Instructions for the task: Would you give the number of lines in the entries that contain the word "icon"? Nothing else is needed.

Input data:
-- Opening Marker --

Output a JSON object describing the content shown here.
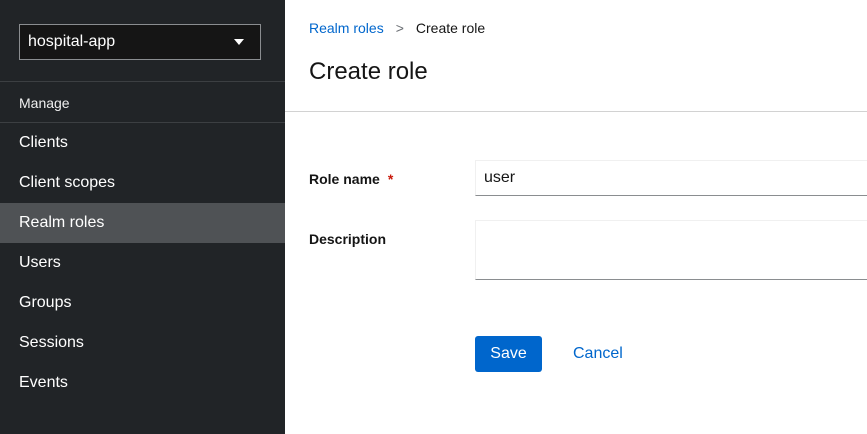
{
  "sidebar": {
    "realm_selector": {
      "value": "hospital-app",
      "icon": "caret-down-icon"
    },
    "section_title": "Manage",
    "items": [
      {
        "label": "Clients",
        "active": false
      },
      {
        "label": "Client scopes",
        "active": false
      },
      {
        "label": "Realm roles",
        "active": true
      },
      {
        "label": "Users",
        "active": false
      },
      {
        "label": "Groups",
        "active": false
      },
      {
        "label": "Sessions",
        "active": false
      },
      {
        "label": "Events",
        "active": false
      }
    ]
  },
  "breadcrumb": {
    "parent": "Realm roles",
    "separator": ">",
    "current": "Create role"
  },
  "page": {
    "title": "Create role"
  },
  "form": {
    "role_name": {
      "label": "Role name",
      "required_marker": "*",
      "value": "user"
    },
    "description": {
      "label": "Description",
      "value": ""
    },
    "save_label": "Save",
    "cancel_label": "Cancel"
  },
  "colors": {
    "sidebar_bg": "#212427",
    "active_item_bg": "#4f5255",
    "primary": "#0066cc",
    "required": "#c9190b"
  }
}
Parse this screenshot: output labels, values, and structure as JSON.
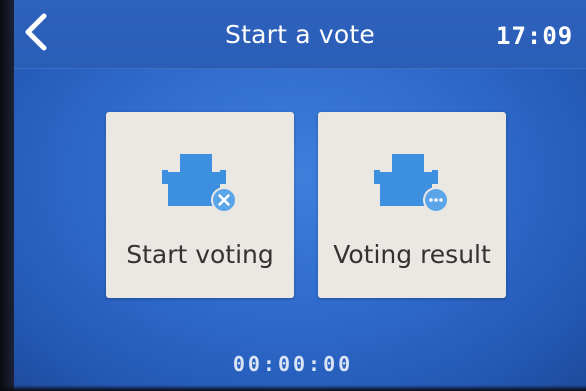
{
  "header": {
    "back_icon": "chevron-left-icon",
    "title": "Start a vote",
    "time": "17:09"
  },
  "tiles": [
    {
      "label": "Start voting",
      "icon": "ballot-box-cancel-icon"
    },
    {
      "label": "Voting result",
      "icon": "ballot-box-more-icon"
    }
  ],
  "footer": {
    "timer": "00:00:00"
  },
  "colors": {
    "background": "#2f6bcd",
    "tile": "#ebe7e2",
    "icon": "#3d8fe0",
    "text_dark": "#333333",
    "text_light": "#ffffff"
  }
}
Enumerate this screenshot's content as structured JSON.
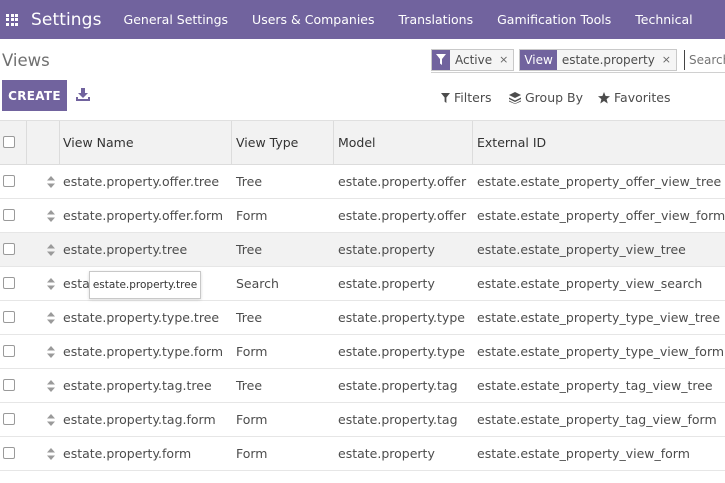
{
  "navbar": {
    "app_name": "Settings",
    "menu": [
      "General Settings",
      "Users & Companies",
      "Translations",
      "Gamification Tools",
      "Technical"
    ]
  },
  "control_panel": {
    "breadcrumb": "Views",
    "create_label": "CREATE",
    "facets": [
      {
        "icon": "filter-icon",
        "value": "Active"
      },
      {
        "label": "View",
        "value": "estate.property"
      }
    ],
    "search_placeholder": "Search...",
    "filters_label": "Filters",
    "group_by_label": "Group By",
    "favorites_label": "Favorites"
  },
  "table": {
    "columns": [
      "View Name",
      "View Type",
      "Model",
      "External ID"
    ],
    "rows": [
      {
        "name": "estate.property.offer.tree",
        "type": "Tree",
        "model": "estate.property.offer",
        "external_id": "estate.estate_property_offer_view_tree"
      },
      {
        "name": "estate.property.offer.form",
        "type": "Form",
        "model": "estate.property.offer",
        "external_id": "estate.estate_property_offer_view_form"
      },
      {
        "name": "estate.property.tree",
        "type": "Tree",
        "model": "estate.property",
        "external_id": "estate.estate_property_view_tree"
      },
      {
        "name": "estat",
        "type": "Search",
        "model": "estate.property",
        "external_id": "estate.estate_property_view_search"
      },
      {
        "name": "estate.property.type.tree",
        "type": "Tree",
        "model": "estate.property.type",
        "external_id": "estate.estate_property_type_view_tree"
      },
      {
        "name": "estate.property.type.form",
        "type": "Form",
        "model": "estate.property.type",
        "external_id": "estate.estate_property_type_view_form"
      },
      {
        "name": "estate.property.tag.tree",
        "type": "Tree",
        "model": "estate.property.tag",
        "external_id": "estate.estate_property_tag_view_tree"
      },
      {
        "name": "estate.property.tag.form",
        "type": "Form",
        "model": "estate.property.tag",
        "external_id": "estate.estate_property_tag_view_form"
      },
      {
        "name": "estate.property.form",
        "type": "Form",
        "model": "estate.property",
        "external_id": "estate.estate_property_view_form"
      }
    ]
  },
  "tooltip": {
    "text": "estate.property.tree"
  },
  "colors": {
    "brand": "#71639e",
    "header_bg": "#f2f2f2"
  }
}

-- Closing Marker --
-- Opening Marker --

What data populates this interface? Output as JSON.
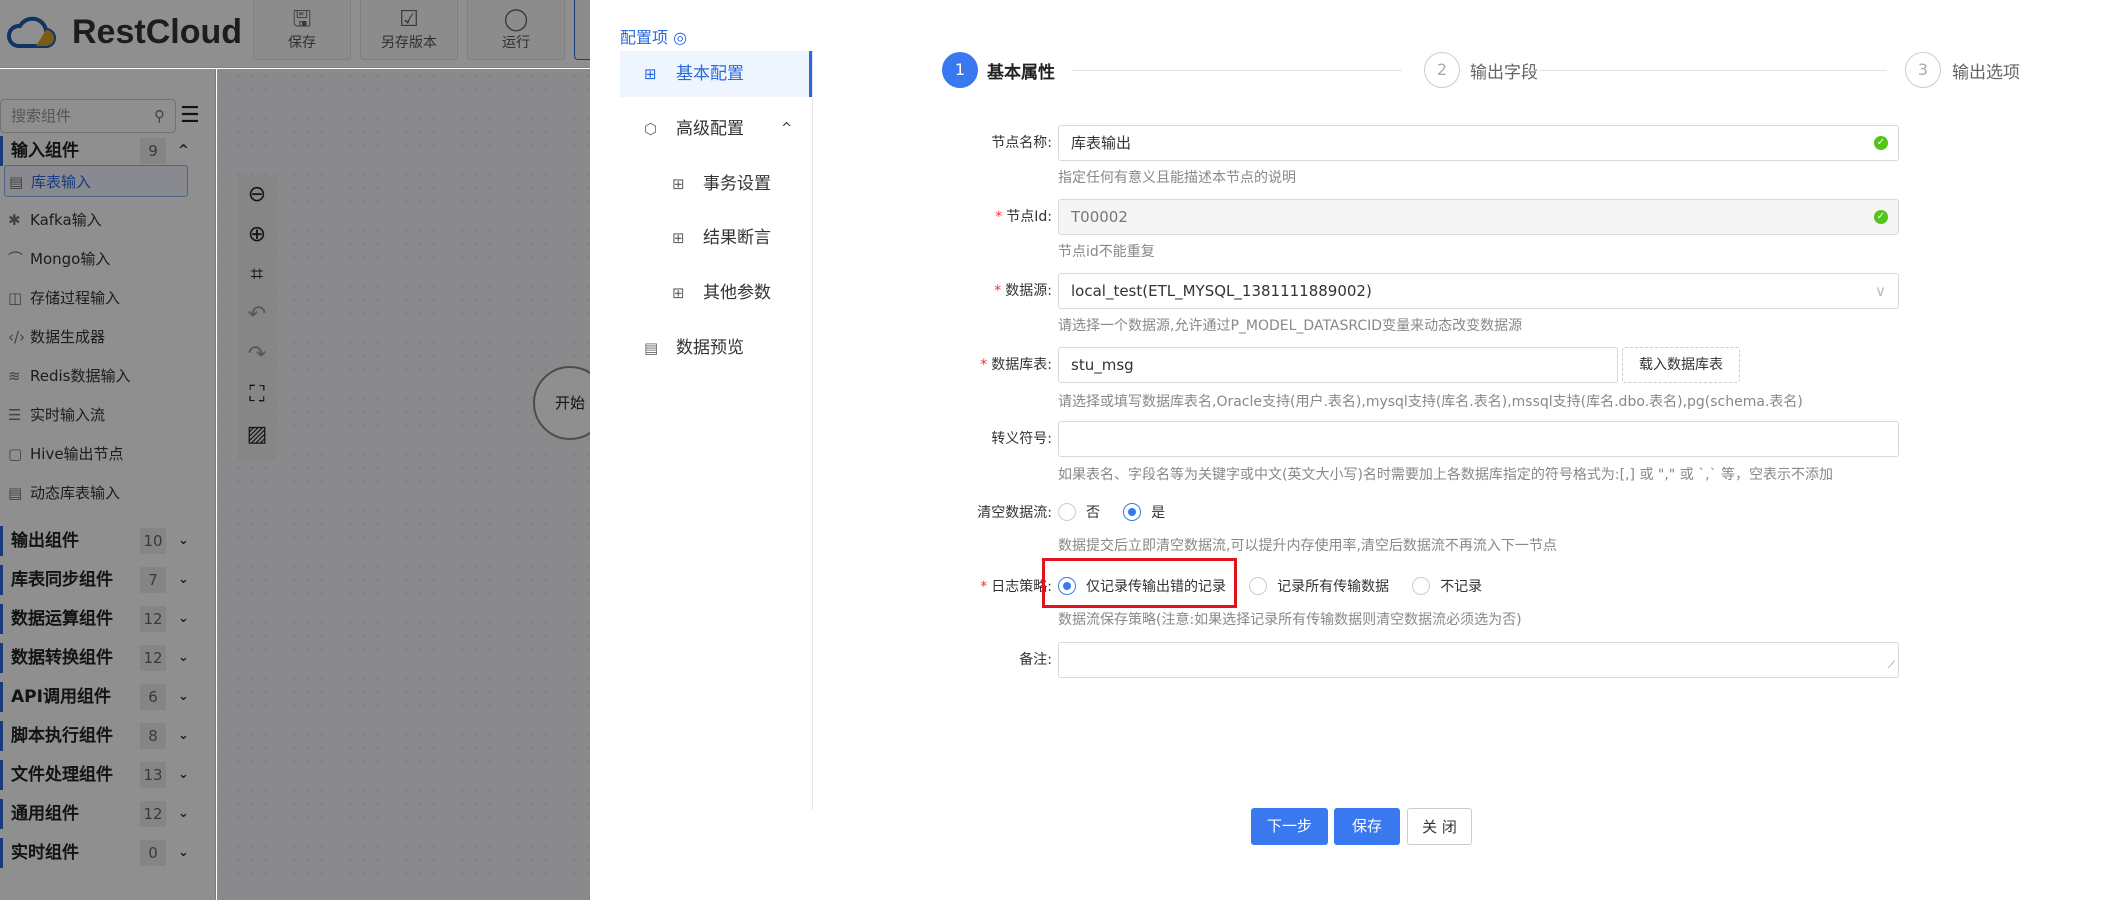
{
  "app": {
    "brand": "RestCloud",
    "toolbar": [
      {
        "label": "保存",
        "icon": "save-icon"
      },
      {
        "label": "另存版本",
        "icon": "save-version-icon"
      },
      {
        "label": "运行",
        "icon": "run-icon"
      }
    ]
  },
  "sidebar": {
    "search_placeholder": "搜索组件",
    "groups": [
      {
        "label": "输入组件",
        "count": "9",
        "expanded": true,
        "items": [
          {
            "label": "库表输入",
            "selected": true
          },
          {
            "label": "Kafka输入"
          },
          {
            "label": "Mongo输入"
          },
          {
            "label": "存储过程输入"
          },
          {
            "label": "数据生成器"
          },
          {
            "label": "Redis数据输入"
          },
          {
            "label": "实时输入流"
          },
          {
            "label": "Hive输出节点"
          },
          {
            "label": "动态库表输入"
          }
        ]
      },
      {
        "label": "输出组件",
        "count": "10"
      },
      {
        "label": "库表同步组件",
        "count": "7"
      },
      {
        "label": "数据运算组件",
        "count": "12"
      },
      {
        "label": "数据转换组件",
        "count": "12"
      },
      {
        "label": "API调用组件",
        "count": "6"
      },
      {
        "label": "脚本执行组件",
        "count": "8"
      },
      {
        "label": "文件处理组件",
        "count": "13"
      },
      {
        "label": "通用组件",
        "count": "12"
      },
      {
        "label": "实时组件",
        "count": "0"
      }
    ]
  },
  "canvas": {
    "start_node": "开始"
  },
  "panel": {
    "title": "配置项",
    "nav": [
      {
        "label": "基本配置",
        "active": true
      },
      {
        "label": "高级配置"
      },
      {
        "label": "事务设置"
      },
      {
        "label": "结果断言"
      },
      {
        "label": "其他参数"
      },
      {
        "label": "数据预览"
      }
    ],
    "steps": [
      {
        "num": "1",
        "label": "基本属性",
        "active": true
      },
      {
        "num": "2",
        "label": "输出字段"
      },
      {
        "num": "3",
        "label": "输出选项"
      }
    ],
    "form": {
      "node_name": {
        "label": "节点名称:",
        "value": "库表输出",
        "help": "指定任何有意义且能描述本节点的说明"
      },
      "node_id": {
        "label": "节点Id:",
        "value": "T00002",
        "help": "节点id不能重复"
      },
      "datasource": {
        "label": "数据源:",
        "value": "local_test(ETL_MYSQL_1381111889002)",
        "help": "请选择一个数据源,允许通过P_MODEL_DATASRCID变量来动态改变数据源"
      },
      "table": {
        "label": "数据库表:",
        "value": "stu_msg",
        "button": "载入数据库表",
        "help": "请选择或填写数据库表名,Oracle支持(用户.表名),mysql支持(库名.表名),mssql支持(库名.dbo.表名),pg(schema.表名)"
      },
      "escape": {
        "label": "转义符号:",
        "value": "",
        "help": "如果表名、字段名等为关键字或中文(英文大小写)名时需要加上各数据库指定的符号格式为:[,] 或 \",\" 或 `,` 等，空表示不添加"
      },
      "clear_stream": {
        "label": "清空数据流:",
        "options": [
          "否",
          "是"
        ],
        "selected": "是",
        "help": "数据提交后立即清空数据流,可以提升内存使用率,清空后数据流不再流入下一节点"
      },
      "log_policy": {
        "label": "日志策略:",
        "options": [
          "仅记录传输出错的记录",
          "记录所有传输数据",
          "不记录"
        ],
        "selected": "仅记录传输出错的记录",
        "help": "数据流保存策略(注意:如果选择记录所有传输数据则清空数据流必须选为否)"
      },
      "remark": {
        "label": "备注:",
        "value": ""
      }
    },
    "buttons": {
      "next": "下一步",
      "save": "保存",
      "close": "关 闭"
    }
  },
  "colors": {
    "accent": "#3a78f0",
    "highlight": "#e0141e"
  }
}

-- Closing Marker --

Exercise solution: 9